══ Data for this exercise

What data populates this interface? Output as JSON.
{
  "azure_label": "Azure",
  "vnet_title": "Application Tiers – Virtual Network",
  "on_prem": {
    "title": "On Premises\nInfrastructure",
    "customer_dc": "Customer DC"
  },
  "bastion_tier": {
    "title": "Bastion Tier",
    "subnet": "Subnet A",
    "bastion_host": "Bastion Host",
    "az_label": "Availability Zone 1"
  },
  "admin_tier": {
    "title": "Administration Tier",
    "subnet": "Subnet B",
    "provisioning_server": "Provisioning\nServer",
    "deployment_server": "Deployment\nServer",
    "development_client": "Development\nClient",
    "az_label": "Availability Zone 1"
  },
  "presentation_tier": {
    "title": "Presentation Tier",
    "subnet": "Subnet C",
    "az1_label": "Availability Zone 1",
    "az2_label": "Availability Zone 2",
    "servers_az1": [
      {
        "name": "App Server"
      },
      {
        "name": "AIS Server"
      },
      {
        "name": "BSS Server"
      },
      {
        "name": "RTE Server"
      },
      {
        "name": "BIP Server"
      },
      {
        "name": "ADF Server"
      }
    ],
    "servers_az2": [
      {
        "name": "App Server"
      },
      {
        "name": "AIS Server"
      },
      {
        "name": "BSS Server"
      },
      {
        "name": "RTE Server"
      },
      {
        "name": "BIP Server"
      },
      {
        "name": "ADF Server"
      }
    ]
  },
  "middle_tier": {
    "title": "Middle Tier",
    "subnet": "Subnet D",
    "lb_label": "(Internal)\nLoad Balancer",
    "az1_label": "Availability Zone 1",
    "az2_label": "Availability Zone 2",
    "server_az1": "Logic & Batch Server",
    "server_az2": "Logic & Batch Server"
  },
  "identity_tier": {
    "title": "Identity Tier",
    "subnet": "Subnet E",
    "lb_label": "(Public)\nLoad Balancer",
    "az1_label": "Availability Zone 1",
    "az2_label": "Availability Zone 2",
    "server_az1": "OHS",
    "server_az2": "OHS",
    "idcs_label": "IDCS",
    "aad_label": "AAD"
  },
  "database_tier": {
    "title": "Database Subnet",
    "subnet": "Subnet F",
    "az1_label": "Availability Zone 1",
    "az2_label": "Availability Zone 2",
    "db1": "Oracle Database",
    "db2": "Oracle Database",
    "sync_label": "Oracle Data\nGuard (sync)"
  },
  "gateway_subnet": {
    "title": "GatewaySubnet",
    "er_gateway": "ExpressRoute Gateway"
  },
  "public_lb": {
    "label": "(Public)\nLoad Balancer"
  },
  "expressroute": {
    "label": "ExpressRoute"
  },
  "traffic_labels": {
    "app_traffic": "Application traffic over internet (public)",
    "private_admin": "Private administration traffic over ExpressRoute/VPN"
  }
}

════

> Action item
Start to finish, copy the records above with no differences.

> Reply
What data populates this interface? Output as JSON.
{
  "azure_label": "Azure",
  "vnet_title": "Application Tiers – Virtual Network",
  "on_prem": {
    "title": "On Premises\nInfrastructure",
    "customer_dc": "Customer DC"
  },
  "bastion_tier": {
    "title": "Bastion Tier",
    "subnet": "Subnet A",
    "bastion_host": "Bastion Host",
    "az_label": "Availability Zone 1"
  },
  "admin_tier": {
    "title": "Administration Tier",
    "subnet": "Subnet B",
    "provisioning_server": "Provisioning\nServer",
    "deployment_server": "Deployment\nServer",
    "development_client": "Development\nClient",
    "az_label": "Availability Zone 1"
  },
  "presentation_tier": {
    "title": "Presentation Tier",
    "subnet": "Subnet C",
    "az1_label": "Availability Zone 1",
    "az2_label": "Availability Zone 2",
    "servers_az1": [
      {
        "name": "App Server"
      },
      {
        "name": "AIS Server"
      },
      {
        "name": "BSS Server"
      },
      {
        "name": "RTE Server"
      },
      {
        "name": "BIP Server"
      },
      {
        "name": "ADF Server"
      }
    ],
    "servers_az2": [
      {
        "name": "App Server"
      },
      {
        "name": "AIS Server"
      },
      {
        "name": "BSS Server"
      },
      {
        "name": "RTE Server"
      },
      {
        "name": "BIP Server"
      },
      {
        "name": "ADF Server"
      }
    ]
  },
  "middle_tier": {
    "title": "Middle Tier",
    "subnet": "Subnet D",
    "lb_label": "(Internal)\nLoad Balancer",
    "az1_label": "Availability Zone 1",
    "az2_label": "Availability Zone 2",
    "server_az1": "Logic & Batch Server",
    "server_az2": "Logic & Batch Server"
  },
  "identity_tier": {
    "title": "Identity Tier",
    "subnet": "Subnet E",
    "lb_label": "(Public)\nLoad Balancer",
    "az1_label": "Availability Zone 1",
    "az2_label": "Availability Zone 2",
    "server_az1": "OHS",
    "server_az2": "OHS",
    "idcs_label": "IDCS",
    "aad_label": "AAD"
  },
  "database_tier": {
    "title": "Database Subnet",
    "subnet": "Subnet F",
    "az1_label": "Availability Zone 1",
    "az2_label": "Availability Zone 2",
    "db1": "Oracle Database",
    "db2": "Oracle Database",
    "sync_label": "Oracle Data\nGuard (sync)"
  },
  "gateway_subnet": {
    "title": "GatewaySubnet",
    "er_gateway": "ExpressRoute Gateway"
  },
  "public_lb": {
    "label": "(Public)\nLoad Balancer"
  },
  "expressroute": {
    "label": "ExpressRoute"
  },
  "traffic_labels": {
    "app_traffic": "Application traffic over internet (public)",
    "private_admin": "Private administration traffic over ExpressRoute/VPN"
  }
}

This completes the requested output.